Prepare for a server wipe in Release 17, but there are a number of reasons why you shouldn’t be bummed about the global reset. While Starr Long is out working his way around Europe, having finally been convinced that he needs a vacation, Chris Spears, and Richard Garriott took time to walk me through some of the big updates we can expect in Shroud of the Avatar’s 17th monthly release.
The big move in this update is an extensive overhaul of the crafting system. Initial implementations were introduced a couple releases back when the gathering skills were updated with unique bonuses. Where players who spend points in gathering harvest faster and get chances for harvesting resources to respawn the node after the last strike, points in the new crafting system will be a primary source of bonuses for crafted gear and come with their own cool set of events.
This release is the realization of an idea Richard Garriott had talked to me about nearly a year and a half ago. In his initial explanation of what he wanted to accomplish, Richard used the act of baking bread as an example for what he was intending. They’re right on track with his earlier vision, so I’ll just dip back into my notes and use the same example here.
To begin with, he wanted to explain Portalarium’s position with crafting failures. They want to be fairly forgiving where it’s concerned, but within reason. As Richard noted, bread has a lot of ingredients and failing doesn’t mean you lose everything. Rather, you get something sort of like bread that may not be exactly appetizing but is still minimally nourishing.
By the same token, there are plenty of opportunities in the process to recover from failure.
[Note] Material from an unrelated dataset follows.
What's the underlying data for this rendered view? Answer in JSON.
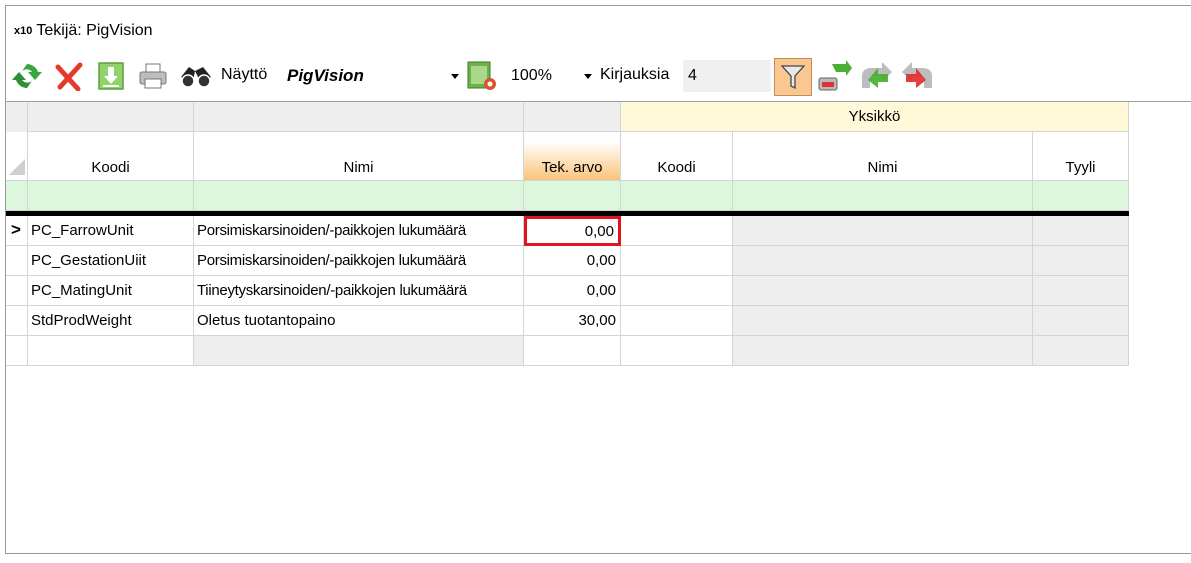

Finding the dough a bit dry, you might add water or alternatively add flour if it’s too wet. In either case, even an unmitigated failure might net you something unexpectedly good. What was intended as biscuit dough might turn out to be ideal for a pizza. Thus the small problems here and there can lead to really good things.
You might also add additional seasonings mid-attempt to create a variant of a more generic recipe, and it’s this idea along with the random events that create the need for a wipe. After this new system is introduced, crafting will be much more robust and the generic items in the game now need to be removed as they don’t follow the same format. That said, don’t be surprised if some aspects of crafting are a little light. I think you can look at how combat was rolled out for an indication of how this is likely to go. I expect we’ll see the generic structure take form in this pass along with some of the options for tweaking generic recipes, and find more added in each pass.
Brandon Cotton, who initially prototyped the crafting system, walked me through some of the options they have on the table for creating later complexities in the system. Carebears rejoice, you’re finally getting some much-needed love, and the door is wide open for increasingly complex crafting on down the road. The devs point out that they likely won’t even announce some additions, so master crafters will have a reason to experiment on occasion.
By the way, if you’ve had trouble finding a vacant lot for a house of your own, the wipe means this will be a good chance to land some prime real estate. Don’t expect status quo, however. There are some changes coming that impact houses, as well.
For one, PaxLair as the longest running in-game community from Ultima Online, is getting their initial player village in the game. Governor Winfield was visiting the Portalarium offices the same day I stopped in to visit with Richard and the guys, and was working with devs to create the layout of the new PaxLair community as it’ll exist in Shroud of the Avatar. I got an early look at what they were working on, and the result of developer and backer contribution once again proves itself with outstanding results.
PaxLair is just one of the many player-owned communities to pop up in Shroud, however. Plenty of other villages and small cities will be added over the next several releases as developers team up with organized backers to customize the scenes. That means new housing locations will be up for grabs, and hopefully make for an early buyer’s market in some of the more public areas.
Where and how houses are placed is changing a bit in some locations, too. Players will now have the option of what sort of fence or wall they want along the parameter of their yards, or if they want anything at all. Also, the team is working on a new placement system that in some areas will allow players to place houses where and however they want. To me, it sounds a bit more like what you saw in UO, though there’s obvious room for griefing that they’ll need to work out before implementing it totally.